Task to complete: Without pictures, repeat exactly the lines from the one containing "Enumerate this screenshot's" through the end of the entries.

┌─ Supplied records

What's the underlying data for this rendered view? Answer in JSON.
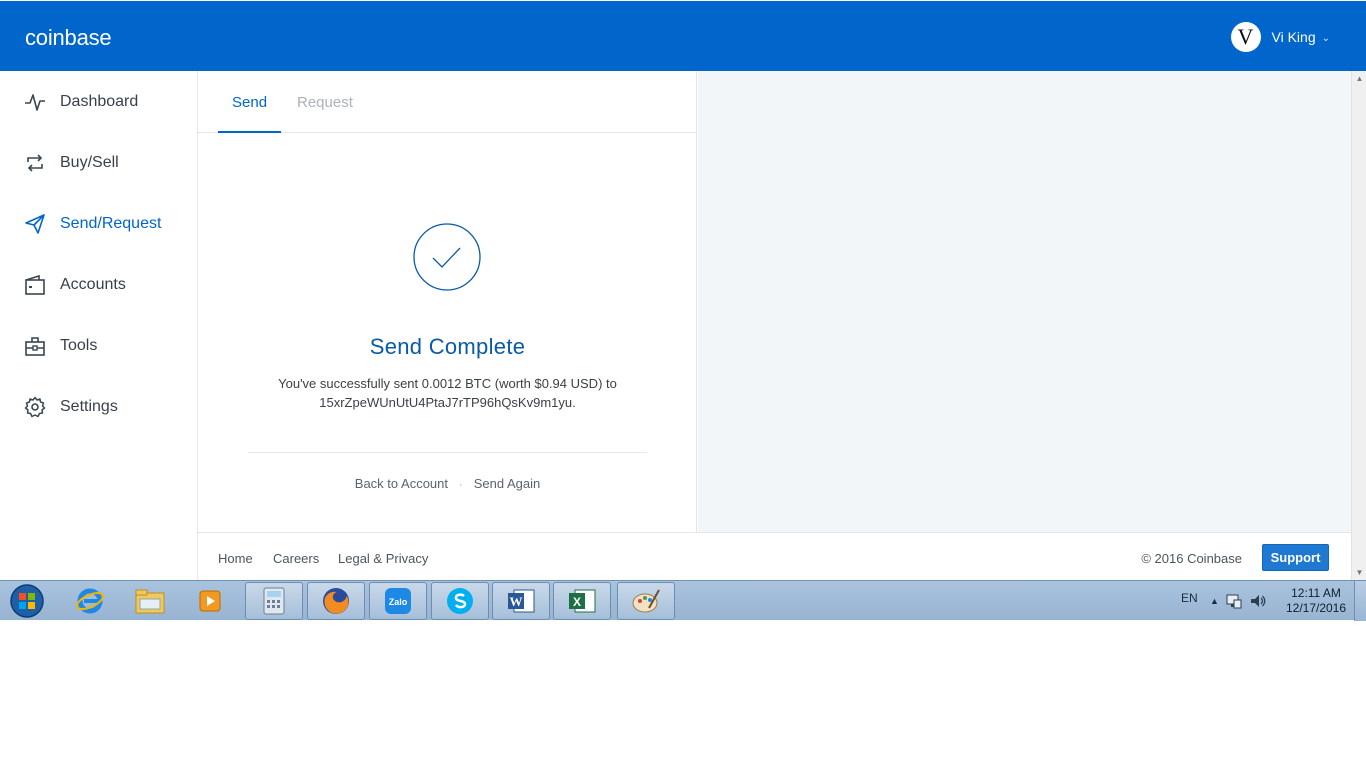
{
  "header": {
    "logo": "coinbase",
    "user_initial": "V",
    "user_name": "Vi King",
    "brand_color": "#0066cc"
  },
  "sidebar": {
    "items": [
      {
        "label": "Dashboard",
        "icon": "pulse-icon",
        "active": false
      },
      {
        "label": "Buy/Sell",
        "icon": "cycle-arrows-icon",
        "active": false
      },
      {
        "label": "Send/Request",
        "icon": "paper-plane-icon",
        "active": true
      },
      {
        "label": "Accounts",
        "icon": "wallet-icon",
        "active": false
      },
      {
        "label": "Tools",
        "icon": "toolbox-icon",
        "active": false
      },
      {
        "label": "Settings",
        "icon": "gear-icon",
        "active": false
      }
    ]
  },
  "tabs": {
    "send": "Send",
    "request": "Request",
    "active": "Send"
  },
  "result": {
    "title": "Send Complete",
    "line1": "You've successfully sent 0.0012 BTC (worth $0.94 USD) to",
    "line2": "15xrZpeWUnUtU4PtaJ7rTP96hQsKv9m1yu.",
    "back_label": "Back to Account",
    "separator": "·",
    "again_label": "Send Again"
  },
  "footer": {
    "links": [
      "Home",
      "Careers",
      "Legal & Privacy"
    ],
    "copyright": "© 2016 Coinbase",
    "support_label": "Support"
  },
  "taskbar": {
    "apps": [
      "start-orb",
      "internet-explorer",
      "file-explorer",
      "media-player",
      "calculator",
      "firefox",
      "zalo",
      "skype",
      "word",
      "excel",
      "paint"
    ],
    "zalo_label": "Zalo",
    "language": "EN",
    "time": "12:11 AM",
    "date": "12/17/2016"
  }
}
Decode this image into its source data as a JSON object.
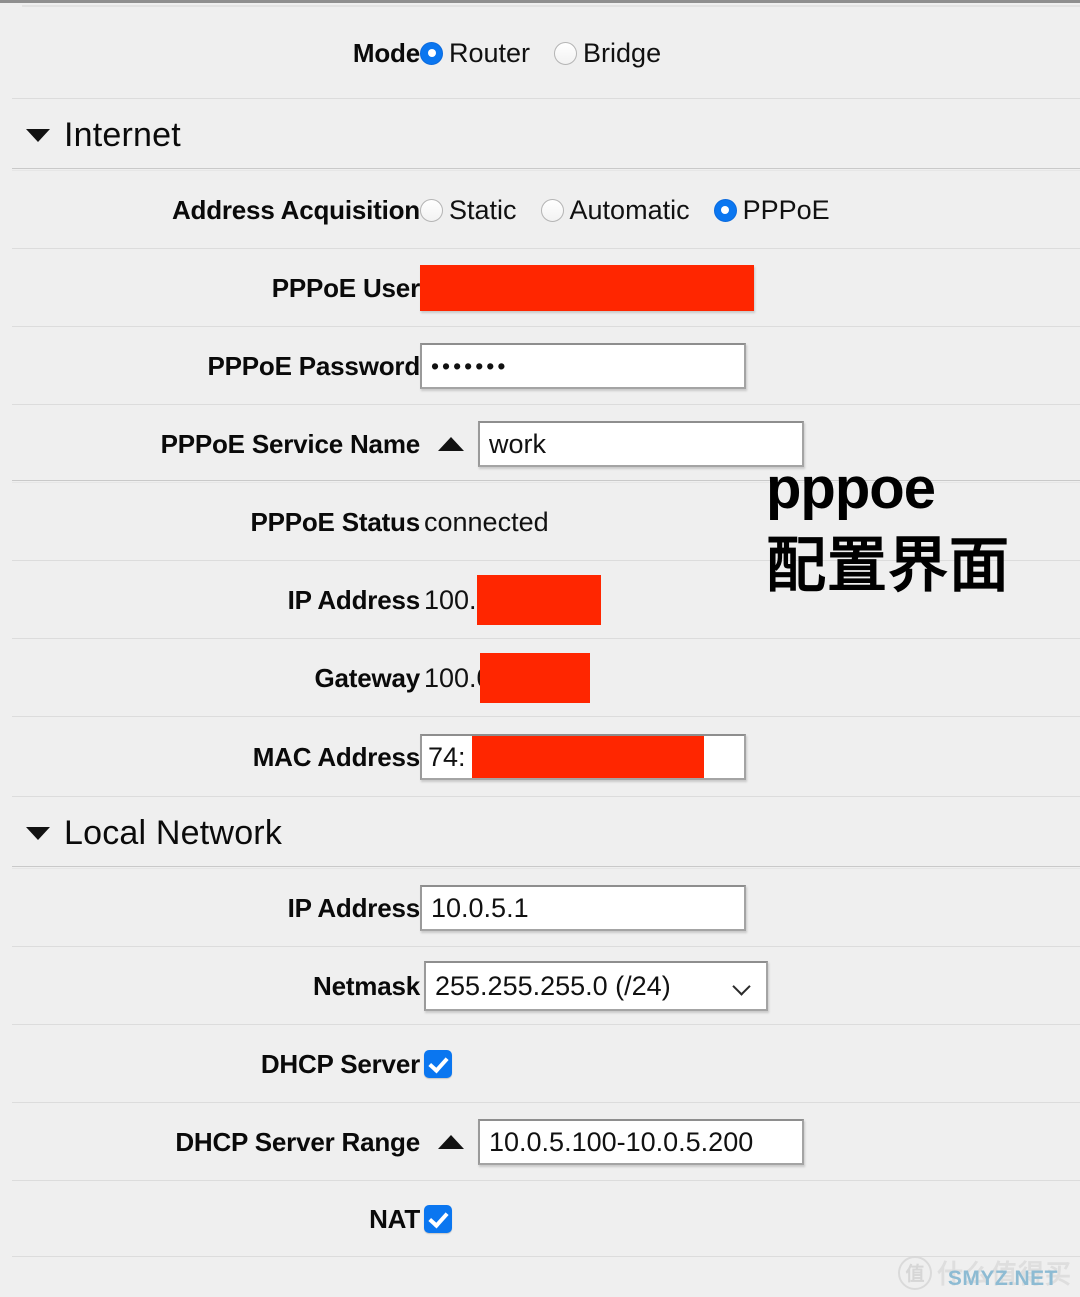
{
  "rows": {
    "mode": {
      "label": "Mode",
      "options": [
        {
          "label": "Router",
          "selected": true
        },
        {
          "label": "Bridge",
          "selected": false
        }
      ]
    },
    "internet_section": {
      "title": "Internet"
    },
    "address_acquisition": {
      "label": "Address Acquisition",
      "options": [
        {
          "label": "Static",
          "selected": false
        },
        {
          "label": "Automatic",
          "selected": false
        },
        {
          "label": "PPPoE",
          "selected": true
        }
      ]
    },
    "pppoe_user": {
      "label": "PPPoE User",
      "value": ""
    },
    "pppoe_password": {
      "label": "PPPoE Password",
      "value": "•••••••"
    },
    "pppoe_service_name": {
      "label": "PPPoE Service Name",
      "value": "work"
    },
    "pppoe_status": {
      "label": "PPPoE Status",
      "value": "connected"
    },
    "wan_ip_address": {
      "label": "IP Address",
      "value": "100."
    },
    "gateway": {
      "label": "Gateway",
      "value": "100.0"
    },
    "mac_address": {
      "label": "MAC Address",
      "value": "74:"
    },
    "local_section": {
      "title": "Local Network"
    },
    "lan_ip_address": {
      "label": "IP Address",
      "value": "10.0.5.1"
    },
    "netmask": {
      "label": "Netmask",
      "value": "255.255.255.0 (/24)"
    },
    "dhcp_server": {
      "label": "DHCP Server",
      "checked": true
    },
    "dhcp_server_range": {
      "label": "DHCP Server Range",
      "value": "10.0.5.100-10.0.5.200"
    },
    "nat": {
      "label": "NAT",
      "checked": true
    }
  },
  "annotation": {
    "line1": "pppoe",
    "line2": "配置界面"
  },
  "watermark": {
    "badge": "值",
    "text": "什么值得买",
    "site": "SMYZ.NET"
  },
  "colors": {
    "redaction": "#ff2600",
    "accent": "#0a76f0",
    "panel_bg": "#efefef"
  }
}
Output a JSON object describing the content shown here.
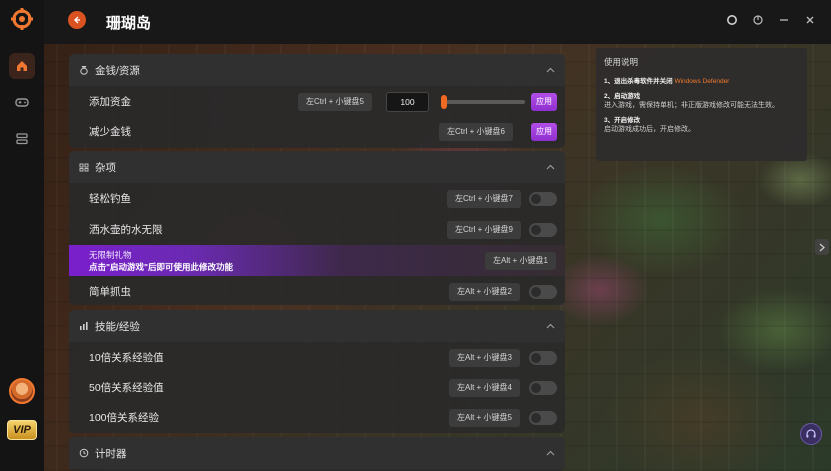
{
  "app": {
    "title": "珊瑚岛"
  },
  "sections": {
    "money": {
      "title": "金钱/资源",
      "rows": [
        {
          "label": "添加资金",
          "hotkey": "左Ctrl + 小键盘5",
          "value": "100",
          "apply": "应用",
          "slider_percent": 3
        },
        {
          "label": "减少金钱",
          "hotkey": "左Ctrl + 小键盘6",
          "apply": "应用"
        }
      ]
    },
    "misc": {
      "title": "杂项",
      "rows": [
        {
          "label": "轻松钓鱼",
          "hotkey": "左Ctrl + 小键盘7"
        },
        {
          "label": "洒水壶的水无限",
          "hotkey": "左Ctrl + 小键盘9"
        },
        {
          "label": "无限制礼物",
          "note": "点击\"启动游戏\"后即可使用此修改功能",
          "hotkey": "左Alt + 小键盘1"
        },
        {
          "label": "简单抓虫",
          "hotkey": "左Alt + 小键盘2"
        }
      ]
    },
    "skills": {
      "title": "技能/经验",
      "rows": [
        {
          "label": "10倍关系经验值",
          "hotkey": "左Alt + 小键盘3"
        },
        {
          "label": "50倍关系经验值",
          "hotkey": "左Alt + 小键盘4"
        },
        {
          "label": "100倍关系经验",
          "hotkey": "左Alt + 小键盘5"
        }
      ]
    },
    "timer": {
      "title": "计时器"
    }
  },
  "help": {
    "title": "使用说明",
    "step1_head": "1、退出杀毒软件并关闭",
    "step1_highlight": "Windows Defender",
    "step2_head": "2、启动游戏",
    "step2_body": "进入游戏，需保持单机；非正版游戏修改可能无法生效。",
    "step3_head": "3、开启修改",
    "step3_body": "启动游戏成功后，开启修改。"
  },
  "vip": {
    "label": "VIP"
  },
  "colors": {
    "accent": "#e8601c",
    "purple": "#9b3fe0",
    "bg": "#1c1410"
  },
  "icons": [
    "app-logo-icon",
    "home-icon",
    "gamepad-icon",
    "layers-icon",
    "back-arrow-icon",
    "circle-icon",
    "restore-icon",
    "minimize-icon",
    "close-icon",
    "money-bag-icon",
    "misc-icon",
    "chart-icon",
    "clock-icon",
    "chevron-up-icon",
    "chevron-right-icon",
    "headset-icon"
  ]
}
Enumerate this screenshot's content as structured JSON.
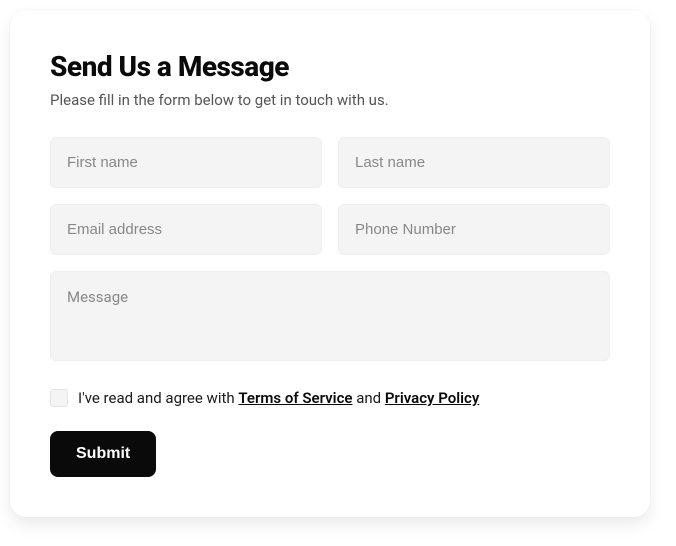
{
  "form": {
    "title": "Send Us a Message",
    "subtitle": "Please fill in the form below to get in touch with us.",
    "fields": {
      "first_name": {
        "placeholder": "First name",
        "value": ""
      },
      "last_name": {
        "placeholder": "Last name",
        "value": ""
      },
      "email": {
        "placeholder": "Email address",
        "value": ""
      },
      "phone": {
        "placeholder": "Phone Number",
        "value": ""
      },
      "message": {
        "placeholder": "Message",
        "value": ""
      }
    },
    "consent": {
      "checked": false,
      "prefix": "I've read and agree with ",
      "terms_label": "Terms of Service",
      "mid": " and ",
      "privacy_label": "Privacy Policy"
    },
    "submit_label": "Submit"
  }
}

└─

Problem solution:
Enumerate this screenshot's content as structured JSON.
{
  "form": {
    "title": "Send Us a Message",
    "subtitle": "Please fill in the form below to get in touch with us.",
    "fields": {
      "first_name": {
        "placeholder": "First name",
        "value": ""
      },
      "last_name": {
        "placeholder": "Last name",
        "value": ""
      },
      "email": {
        "placeholder": "Email address",
        "value": ""
      },
      "phone": {
        "placeholder": "Phone Number",
        "value": ""
      },
      "message": {
        "placeholder": "Message",
        "value": ""
      }
    },
    "consent": {
      "checked": false,
      "prefix": "I've read and agree with ",
      "terms_label": "Terms of Service",
      "mid": " and ",
      "privacy_label": "Privacy Policy"
    },
    "submit_label": "Submit"
  }
}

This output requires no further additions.